By Ruth Seward
After the infestation of the Asian Long Horned Beetle, which resulted in over 30,000 trees being cut down in the area, community foresters thought about the best way to replant trees there to prevent such devastation in the future. The monoculture of trees in the Burncoat neighborhood of Worcester, had created a perfect feeding ground for this foreign pest which also had no natural predators in our area. Now, most urban planners diversify the tree canopy to prevent a situation where one disease or pest can wipe out an entire grove of urban/suburban trees. They use something called the 10-20-30 rule: 10% of any species, 20% of any genus and 30% of any family.
In the Asian Long horned Beetle Zone (ALB Zone), trees that are food to the beetle, host trees, cannot be planted until the pest has been eradicated. Therefore, some native trees such as the maple, cannot be considered for the urban canopy. These restrictions force us to consider planting trees which are appropriate for the area may not be as prevalent in this region. Though the Sweetgum is a native to the southeastern U.S., it has success in southern New England and has recently been used as a street tree for the Worcester replanting effort.
The American Sweet Gum or Liquidambar styraciflua, is a hardwood that lives in hardiness zones 5-9 and is native to North America. It is not what we generally think of as a classically New England tree. However, it is a beautiful deciduous tree with glossy star-shaped leaves that turn deep shades of yellow, orange and red in the fall, making it a lovely replacement for our iconic maple tree. The bark of the tree develops scaly ridges as it ages and its seed pods are large and spiky. The seeds are eaten by small mammals and birds that live in the area, especially turkey, mourning doves and sparrows. In ideal growing conditions, it can live for approximately 150 years.
The Sweetgum can reach heights of 80 to 150 feet with an impressive diameter of 45 feet, if planted in an area with enough room. This tree grows a strong taproot, which helps hold the large tree in place, along with its strong roots. It is resistant to many pests and is adaptable to a variety of soils. Historically, products from this tree include soap, adhesive and pharmaceuticals made from its sap. Today we might utilize the wood for furniture, plywood and paneling.

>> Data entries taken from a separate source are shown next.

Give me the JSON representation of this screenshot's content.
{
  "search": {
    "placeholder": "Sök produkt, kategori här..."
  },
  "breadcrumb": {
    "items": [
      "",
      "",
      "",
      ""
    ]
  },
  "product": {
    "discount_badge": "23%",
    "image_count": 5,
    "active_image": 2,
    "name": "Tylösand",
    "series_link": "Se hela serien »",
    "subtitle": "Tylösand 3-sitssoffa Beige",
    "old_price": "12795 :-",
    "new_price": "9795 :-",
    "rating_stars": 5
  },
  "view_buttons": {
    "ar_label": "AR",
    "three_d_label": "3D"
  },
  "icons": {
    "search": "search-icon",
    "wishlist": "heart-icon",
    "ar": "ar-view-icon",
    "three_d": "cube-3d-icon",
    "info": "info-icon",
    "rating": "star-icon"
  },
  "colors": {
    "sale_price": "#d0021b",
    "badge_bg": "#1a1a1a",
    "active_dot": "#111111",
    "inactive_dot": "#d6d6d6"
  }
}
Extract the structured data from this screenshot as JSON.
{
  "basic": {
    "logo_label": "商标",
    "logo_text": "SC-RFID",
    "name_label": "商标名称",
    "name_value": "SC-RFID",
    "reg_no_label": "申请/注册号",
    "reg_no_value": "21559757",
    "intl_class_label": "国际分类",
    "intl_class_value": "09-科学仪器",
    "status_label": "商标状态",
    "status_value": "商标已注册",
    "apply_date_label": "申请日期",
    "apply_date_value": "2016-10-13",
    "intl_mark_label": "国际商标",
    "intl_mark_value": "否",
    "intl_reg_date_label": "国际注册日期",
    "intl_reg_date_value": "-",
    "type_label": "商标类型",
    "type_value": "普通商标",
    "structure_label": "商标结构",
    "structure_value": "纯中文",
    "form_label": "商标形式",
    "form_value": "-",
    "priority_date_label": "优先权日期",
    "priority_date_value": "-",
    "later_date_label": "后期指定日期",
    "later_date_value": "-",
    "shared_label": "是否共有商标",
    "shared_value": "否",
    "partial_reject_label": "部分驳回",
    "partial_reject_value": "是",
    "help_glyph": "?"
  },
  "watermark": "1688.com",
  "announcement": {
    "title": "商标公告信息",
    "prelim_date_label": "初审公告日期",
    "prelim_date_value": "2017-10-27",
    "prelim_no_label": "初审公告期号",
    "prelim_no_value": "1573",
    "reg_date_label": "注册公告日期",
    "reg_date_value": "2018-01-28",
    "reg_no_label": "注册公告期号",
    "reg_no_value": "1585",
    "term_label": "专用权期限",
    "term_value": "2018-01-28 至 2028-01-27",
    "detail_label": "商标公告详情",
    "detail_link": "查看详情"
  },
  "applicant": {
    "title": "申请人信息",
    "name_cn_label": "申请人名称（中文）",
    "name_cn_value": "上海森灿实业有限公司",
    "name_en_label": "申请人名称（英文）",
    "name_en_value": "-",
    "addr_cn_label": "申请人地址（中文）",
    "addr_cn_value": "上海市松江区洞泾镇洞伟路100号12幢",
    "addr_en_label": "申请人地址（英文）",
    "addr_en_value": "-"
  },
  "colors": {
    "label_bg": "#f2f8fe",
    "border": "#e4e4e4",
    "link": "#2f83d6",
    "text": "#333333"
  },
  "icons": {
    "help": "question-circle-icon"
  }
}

Anecdotally, we witness success and failure with the new trees planted as street trees in Worcester County. Once the trees establish after two years in the ground, they seem to handle our unpredictable winter weather and thrive in the right planting areas. We have seen young trees succumb to our colder, harsher New England winter conditions, if they are young and the weather is particularly fierce. They are, however, a gorgeous addition to our landscape, with glorious autumn leaf color and interesting bark and seed pod displays during winter months.